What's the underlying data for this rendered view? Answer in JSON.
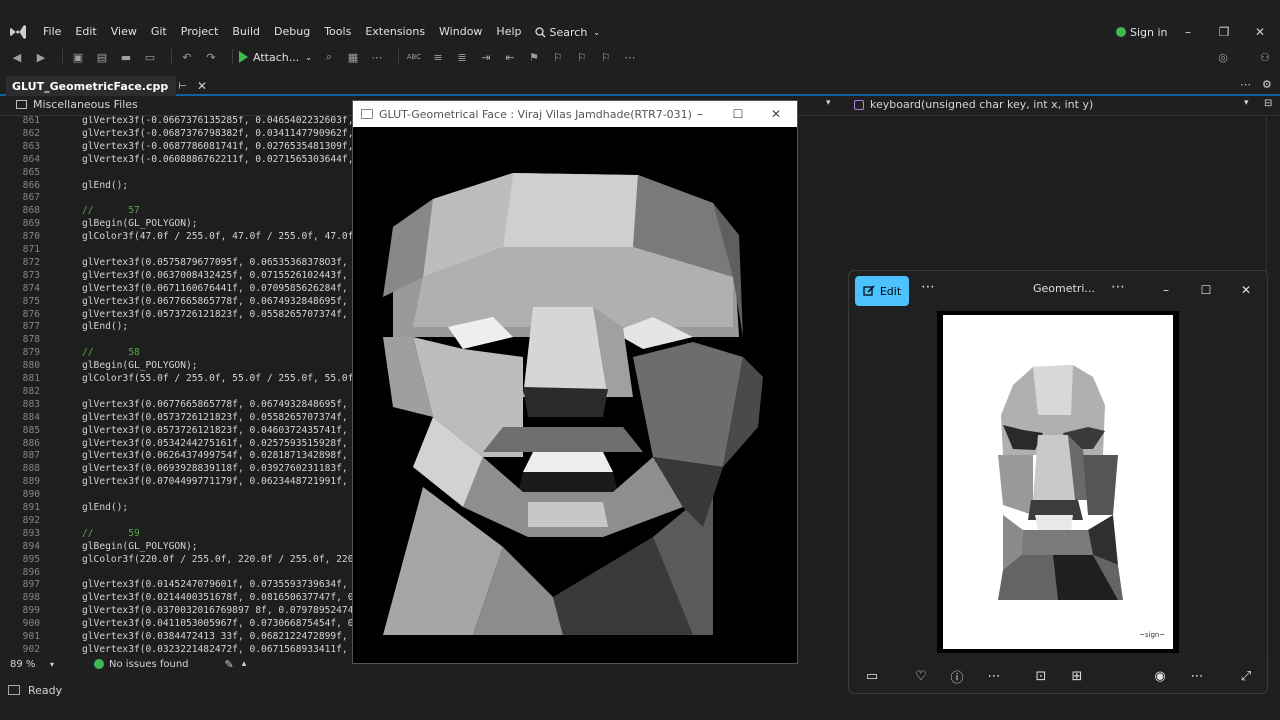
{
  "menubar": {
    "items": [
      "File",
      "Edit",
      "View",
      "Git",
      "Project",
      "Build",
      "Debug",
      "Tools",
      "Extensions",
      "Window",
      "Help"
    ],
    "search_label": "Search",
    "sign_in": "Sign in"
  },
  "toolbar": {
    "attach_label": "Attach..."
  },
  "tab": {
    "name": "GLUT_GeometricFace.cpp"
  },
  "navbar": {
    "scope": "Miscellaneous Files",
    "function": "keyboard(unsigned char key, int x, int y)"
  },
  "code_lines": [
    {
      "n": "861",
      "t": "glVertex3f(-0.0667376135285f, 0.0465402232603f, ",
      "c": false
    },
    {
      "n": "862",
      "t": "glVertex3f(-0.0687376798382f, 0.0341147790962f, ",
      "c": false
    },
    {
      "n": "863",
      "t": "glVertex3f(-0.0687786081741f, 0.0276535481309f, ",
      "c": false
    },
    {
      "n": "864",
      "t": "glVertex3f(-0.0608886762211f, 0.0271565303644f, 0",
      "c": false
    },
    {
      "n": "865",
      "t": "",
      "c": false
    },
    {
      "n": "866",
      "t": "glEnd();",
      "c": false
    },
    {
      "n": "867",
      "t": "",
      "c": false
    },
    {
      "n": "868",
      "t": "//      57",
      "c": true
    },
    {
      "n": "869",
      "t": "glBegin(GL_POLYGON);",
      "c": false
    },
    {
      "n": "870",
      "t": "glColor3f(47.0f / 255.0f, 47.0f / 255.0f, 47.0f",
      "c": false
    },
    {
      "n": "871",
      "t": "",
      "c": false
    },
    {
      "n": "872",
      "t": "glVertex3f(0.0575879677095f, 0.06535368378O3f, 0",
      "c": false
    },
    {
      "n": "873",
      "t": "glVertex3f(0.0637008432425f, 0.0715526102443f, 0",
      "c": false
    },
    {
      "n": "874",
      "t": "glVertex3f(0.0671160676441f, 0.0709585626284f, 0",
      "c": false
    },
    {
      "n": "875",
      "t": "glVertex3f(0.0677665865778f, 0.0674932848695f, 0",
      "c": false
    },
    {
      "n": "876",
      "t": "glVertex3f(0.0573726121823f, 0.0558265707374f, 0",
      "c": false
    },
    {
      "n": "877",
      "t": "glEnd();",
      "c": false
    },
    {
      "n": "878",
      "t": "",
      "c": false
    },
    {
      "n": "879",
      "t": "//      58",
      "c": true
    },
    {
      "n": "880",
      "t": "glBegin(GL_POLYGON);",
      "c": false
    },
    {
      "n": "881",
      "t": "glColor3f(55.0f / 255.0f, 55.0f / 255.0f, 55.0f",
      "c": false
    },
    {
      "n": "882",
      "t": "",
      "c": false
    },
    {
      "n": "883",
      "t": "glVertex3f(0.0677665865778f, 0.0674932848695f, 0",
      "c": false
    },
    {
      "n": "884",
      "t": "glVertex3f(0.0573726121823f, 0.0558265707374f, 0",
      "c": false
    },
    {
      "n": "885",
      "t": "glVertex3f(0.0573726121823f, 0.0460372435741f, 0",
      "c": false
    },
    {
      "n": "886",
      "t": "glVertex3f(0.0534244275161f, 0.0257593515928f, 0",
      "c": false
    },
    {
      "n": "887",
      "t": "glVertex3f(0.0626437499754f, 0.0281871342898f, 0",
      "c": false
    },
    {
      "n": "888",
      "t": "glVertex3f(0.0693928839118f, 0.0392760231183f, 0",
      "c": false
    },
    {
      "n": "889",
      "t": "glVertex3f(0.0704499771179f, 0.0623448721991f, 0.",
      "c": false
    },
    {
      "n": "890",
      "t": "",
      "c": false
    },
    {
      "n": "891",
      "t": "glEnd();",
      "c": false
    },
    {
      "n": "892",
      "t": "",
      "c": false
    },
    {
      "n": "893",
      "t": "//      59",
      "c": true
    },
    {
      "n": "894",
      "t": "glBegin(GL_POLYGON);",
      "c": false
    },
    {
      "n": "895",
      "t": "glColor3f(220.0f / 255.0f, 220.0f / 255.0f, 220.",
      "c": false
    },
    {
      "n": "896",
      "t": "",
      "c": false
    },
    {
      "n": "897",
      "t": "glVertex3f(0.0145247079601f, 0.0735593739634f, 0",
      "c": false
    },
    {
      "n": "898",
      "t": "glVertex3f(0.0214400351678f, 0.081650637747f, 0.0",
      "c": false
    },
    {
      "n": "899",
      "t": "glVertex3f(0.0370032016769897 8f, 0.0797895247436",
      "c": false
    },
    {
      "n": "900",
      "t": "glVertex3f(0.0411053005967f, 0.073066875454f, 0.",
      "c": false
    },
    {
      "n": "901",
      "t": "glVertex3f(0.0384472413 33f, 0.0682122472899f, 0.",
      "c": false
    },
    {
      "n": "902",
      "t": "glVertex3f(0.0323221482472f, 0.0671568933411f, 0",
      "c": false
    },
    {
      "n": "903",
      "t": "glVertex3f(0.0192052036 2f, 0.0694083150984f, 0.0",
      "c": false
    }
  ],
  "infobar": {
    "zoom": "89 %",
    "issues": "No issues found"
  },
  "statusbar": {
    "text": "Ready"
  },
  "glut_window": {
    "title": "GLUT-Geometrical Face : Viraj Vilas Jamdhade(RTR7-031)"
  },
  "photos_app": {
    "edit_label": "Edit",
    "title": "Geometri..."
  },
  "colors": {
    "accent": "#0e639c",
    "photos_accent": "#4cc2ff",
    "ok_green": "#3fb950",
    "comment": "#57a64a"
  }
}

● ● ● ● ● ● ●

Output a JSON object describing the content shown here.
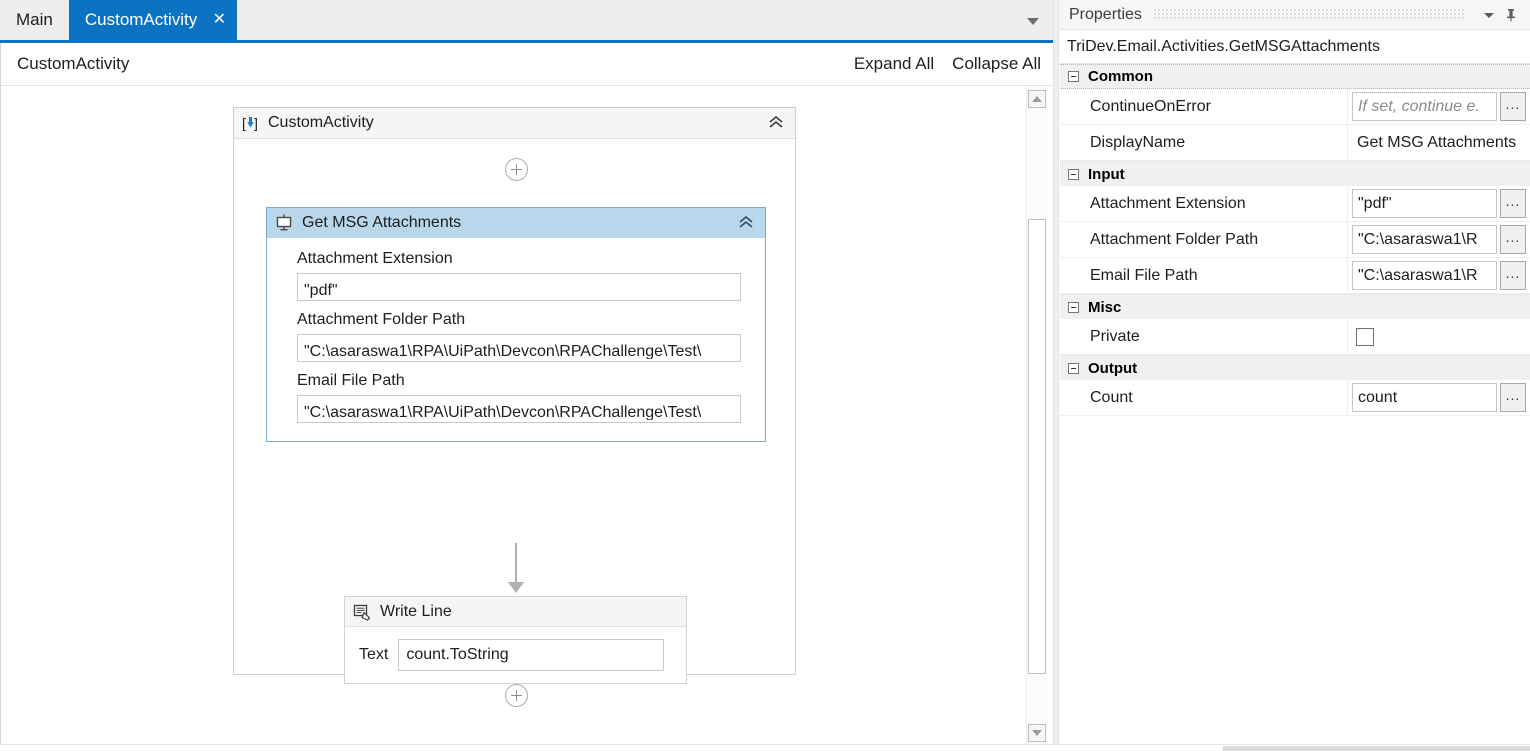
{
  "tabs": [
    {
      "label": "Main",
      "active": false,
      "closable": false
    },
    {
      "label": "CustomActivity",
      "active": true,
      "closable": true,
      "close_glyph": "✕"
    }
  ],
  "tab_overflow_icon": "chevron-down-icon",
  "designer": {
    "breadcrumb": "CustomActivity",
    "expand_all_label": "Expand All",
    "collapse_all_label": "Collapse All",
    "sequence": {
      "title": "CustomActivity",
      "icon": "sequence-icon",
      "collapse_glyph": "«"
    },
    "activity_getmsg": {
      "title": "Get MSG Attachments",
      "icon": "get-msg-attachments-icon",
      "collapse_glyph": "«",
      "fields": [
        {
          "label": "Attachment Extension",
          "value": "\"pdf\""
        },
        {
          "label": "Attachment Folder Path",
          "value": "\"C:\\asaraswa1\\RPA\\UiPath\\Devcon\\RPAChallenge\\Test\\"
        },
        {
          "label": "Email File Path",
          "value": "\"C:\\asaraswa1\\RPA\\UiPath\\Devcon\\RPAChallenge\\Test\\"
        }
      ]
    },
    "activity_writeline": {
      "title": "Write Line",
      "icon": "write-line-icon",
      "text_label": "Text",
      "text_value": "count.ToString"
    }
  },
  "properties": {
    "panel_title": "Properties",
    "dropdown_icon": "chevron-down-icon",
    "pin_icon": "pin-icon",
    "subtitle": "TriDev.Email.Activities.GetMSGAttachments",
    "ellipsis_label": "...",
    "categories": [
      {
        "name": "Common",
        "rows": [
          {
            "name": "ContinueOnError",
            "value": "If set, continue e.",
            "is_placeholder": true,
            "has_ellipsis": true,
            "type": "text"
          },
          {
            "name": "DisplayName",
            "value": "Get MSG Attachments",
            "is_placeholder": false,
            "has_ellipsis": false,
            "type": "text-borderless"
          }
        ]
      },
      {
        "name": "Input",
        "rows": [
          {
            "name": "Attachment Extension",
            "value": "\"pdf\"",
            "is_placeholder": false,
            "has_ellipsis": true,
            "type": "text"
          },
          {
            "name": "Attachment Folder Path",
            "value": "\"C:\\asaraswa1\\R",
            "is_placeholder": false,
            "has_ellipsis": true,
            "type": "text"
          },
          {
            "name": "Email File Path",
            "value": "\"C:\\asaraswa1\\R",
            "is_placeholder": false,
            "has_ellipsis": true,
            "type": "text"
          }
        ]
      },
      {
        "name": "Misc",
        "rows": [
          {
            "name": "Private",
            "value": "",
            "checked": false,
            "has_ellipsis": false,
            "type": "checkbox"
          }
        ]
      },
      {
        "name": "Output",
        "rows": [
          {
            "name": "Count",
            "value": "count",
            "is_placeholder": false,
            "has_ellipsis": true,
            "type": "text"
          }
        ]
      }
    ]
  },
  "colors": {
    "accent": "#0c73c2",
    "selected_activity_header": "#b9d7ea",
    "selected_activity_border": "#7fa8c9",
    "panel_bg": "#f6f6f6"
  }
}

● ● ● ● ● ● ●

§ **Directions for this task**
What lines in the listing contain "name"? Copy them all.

§ **Expected output**
    "name": "GLUT_GeometricFace.cpp"
        "name": "Common",
            "name": "ContinueOnError",
            "name": "DisplayName",
        "name": "Input",
            "name": "Attachment Extension",
            "name": "Attachment Folder Path",
            "name": "Email File Path",
        "name": "Misc",
            "name": "Private",
        "name": "Output",
            "name": "Count",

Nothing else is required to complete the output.